TASK DETAILS
Every record listed below should be copied exactly.

Dataset rows for apps and sites:
********
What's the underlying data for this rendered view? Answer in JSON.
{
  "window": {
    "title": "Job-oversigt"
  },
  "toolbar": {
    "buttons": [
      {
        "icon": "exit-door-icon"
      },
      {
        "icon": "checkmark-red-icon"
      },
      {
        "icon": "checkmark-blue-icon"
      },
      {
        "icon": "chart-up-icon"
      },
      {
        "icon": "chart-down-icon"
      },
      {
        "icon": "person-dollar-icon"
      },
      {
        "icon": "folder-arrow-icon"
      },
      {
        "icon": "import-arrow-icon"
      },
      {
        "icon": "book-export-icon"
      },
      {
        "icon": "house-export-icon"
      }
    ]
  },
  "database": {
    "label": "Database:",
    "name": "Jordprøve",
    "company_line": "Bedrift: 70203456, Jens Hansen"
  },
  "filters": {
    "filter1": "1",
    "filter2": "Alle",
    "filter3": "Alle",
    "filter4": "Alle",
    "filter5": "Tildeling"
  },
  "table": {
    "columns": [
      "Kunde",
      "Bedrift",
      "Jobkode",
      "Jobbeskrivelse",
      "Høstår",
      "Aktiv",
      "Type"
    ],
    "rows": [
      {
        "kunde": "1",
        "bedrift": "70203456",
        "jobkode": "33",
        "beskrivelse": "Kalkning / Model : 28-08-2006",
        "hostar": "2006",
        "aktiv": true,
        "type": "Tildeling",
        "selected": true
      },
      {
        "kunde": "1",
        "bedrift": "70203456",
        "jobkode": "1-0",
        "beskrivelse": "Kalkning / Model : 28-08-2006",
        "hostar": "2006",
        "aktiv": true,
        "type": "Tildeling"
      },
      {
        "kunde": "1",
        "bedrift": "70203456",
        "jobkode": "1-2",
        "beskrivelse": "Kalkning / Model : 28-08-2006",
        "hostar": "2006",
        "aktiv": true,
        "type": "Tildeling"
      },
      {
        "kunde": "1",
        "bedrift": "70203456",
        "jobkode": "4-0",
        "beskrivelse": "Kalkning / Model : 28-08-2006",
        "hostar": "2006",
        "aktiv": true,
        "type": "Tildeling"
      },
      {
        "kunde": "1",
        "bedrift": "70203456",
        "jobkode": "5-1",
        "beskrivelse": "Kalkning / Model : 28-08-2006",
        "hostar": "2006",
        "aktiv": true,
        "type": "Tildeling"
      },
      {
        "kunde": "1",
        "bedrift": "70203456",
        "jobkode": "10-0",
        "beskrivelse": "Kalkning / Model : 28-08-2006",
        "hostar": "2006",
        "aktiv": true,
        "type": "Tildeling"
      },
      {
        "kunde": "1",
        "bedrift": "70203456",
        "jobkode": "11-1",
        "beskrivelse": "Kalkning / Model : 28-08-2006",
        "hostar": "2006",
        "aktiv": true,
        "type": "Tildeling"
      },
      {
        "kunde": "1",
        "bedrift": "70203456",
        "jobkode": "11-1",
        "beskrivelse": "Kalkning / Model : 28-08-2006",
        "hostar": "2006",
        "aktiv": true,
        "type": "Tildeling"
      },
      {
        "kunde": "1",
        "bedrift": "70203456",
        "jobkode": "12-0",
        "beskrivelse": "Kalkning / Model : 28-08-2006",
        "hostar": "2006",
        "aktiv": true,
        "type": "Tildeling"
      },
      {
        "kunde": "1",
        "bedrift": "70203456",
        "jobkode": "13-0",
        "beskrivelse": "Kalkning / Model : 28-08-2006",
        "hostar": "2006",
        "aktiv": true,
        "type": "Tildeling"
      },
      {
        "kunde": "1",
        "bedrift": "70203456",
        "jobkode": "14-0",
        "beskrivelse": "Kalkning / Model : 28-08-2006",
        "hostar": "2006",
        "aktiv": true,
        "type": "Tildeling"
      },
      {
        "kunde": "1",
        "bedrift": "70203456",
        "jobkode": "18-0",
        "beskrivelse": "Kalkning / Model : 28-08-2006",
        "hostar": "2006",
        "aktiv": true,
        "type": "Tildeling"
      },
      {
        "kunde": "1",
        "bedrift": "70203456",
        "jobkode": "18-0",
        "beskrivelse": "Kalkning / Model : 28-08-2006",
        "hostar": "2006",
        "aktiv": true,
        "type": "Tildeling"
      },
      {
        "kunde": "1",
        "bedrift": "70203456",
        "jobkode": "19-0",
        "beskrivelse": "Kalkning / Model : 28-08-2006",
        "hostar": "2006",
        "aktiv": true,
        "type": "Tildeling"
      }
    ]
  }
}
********
ANSWER TO THIS TASK
What's the underlying data for this rendered view? Answer in JSON.
{
  "window": {
    "title": "Job-oversigt"
  },
  "toolbar": {
    "buttons": [
      {
        "icon": "exit-door-icon"
      },
      {
        "icon": "checkmark-red-icon"
      },
      {
        "icon": "checkmark-blue-icon"
      },
      {
        "icon": "chart-up-icon"
      },
      {
        "icon": "chart-down-icon"
      },
      {
        "icon": "person-dollar-icon"
      },
      {
        "icon": "folder-arrow-icon"
      },
      {
        "icon": "import-arrow-icon"
      },
      {
        "icon": "book-export-icon"
      },
      {
        "icon": "house-export-icon"
      }
    ]
  },
  "database": {
    "label": "Database:",
    "name": "Jordprøve",
    "company_line": "Bedrift: 70203456, Jens Hansen"
  },
  "filters": {
    "filter1": "1",
    "filter2": "Alle",
    "filter3": "Alle",
    "filter4": "Alle",
    "filter5": "Tildeling"
  },
  "table": {
    "columns": [
      "Kunde",
      "Bedrift",
      "Jobkode",
      "Jobbeskrivelse",
      "Høstår",
      "Aktiv",
      "Type"
    ],
    "rows": [
      {
        "kunde": "1",
        "bedrift": "70203456",
        "jobkode": "33",
        "beskrivelse": "Kalkning / Model : 28-08-2006",
        "hostar": "2006",
        "aktiv": true,
        "type": "Tildeling",
        "selected": true
      },
      {
        "kunde": "1",
        "bedrift": "70203456",
        "jobkode": "1-0",
        "beskrivelse": "Kalkning / Model : 28-08-2006",
        "hostar": "2006",
        "aktiv": true,
        "type": "Tildeling"
      },
      {
        "kunde": "1",
        "bedrift": "70203456",
        "jobkode": "1-2",
        "beskrivelse": "Kalkning / Model : 28-08-2006",
        "hostar": "2006",
        "aktiv": true,
        "type": "Tildeling"
      },
      {
        "kunde": "1",
        "bedrift": "70203456",
        "jobkode": "4-0",
        "beskrivelse": "Kalkning / Model : 28-08-2006",
        "hostar": "2006",
        "aktiv": true,
        "type": "Tildeling"
      },
      {
        "kunde": "1",
        "bedrift": "70203456",
        "jobkode": "5-1",
        "beskrivelse": "Kalkning / Model : 28-08-2006",
        "hostar": "2006",
        "aktiv": true,
        "type": "Tildeling"
      },
      {
        "kunde": "1",
        "bedrift": "70203456",
        "jobkode": "10-0",
        "beskrivelse": "Kalkning / Model : 28-08-2006",
        "hostar": "2006",
        "aktiv": true,
        "type": "Tildeling"
      },
      {
        "kunde": "1",
        "bedrift": "70203456",
        "jobkode": "11-1",
        "beskrivelse": "Kalkning / Model : 28-08-2006",
        "hostar": "2006",
        "aktiv": true,
        "type": "Tildeling"
      },
      {
        "kunde": "1",
        "bedrift": "70203456",
        "jobkode": "11-1",
        "beskrivelse": "Kalkning / Model : 28-08-2006",
        "hostar": "2006",
        "aktiv": true,
        "type": "Tildeling"
      },
      {
        "kunde": "1",
        "bedrift": "70203456",
        "jobkode": "12-0",
        "beskrivelse": "Kalkning / Model : 28-08-2006",
        "hostar": "2006",
        "aktiv": true,
        "type": "Tildeling"
      },
      {
        "kunde": "1",
        "bedrift": "70203456",
        "jobkode": "13-0",
        "beskrivelse": "Kalkning / Model : 28-08-2006",
        "hostar": "2006",
        "aktiv": true,
        "type": "Tildeling"
      },
      {
        "kunde": "1",
        "bedrift": "70203456",
        "jobkode": "14-0",
        "beskrivelse": "Kalkning / Model : 28-08-2006",
        "hostar": "2006",
        "aktiv": true,
        "type": "Tildeling"
      },
      {
        "kunde": "1",
        "bedrift": "70203456",
        "jobkode": "18-0",
        "beskrivelse": "Kalkning / Model : 28-08-2006",
        "hostar": "2006",
        "aktiv": true,
        "type": "Tildeling"
      },
      {
        "kunde": "1",
        "bedrift": "70203456",
        "jobkode": "18-0",
        "beskrivelse": "Kalkning / Model : 28-08-2006",
        "hostar": "2006",
        "aktiv": true,
        "type": "Tildeling"
      },
      {
        "kunde": "1",
        "bedrift": "70203456",
        "jobkode": "19-0",
        "beskrivelse": "Kalkning / Model : 28-08-2006",
        "hostar": "2006",
        "aktiv": true,
        "type": "Tildeling"
      }
    ]
  }
}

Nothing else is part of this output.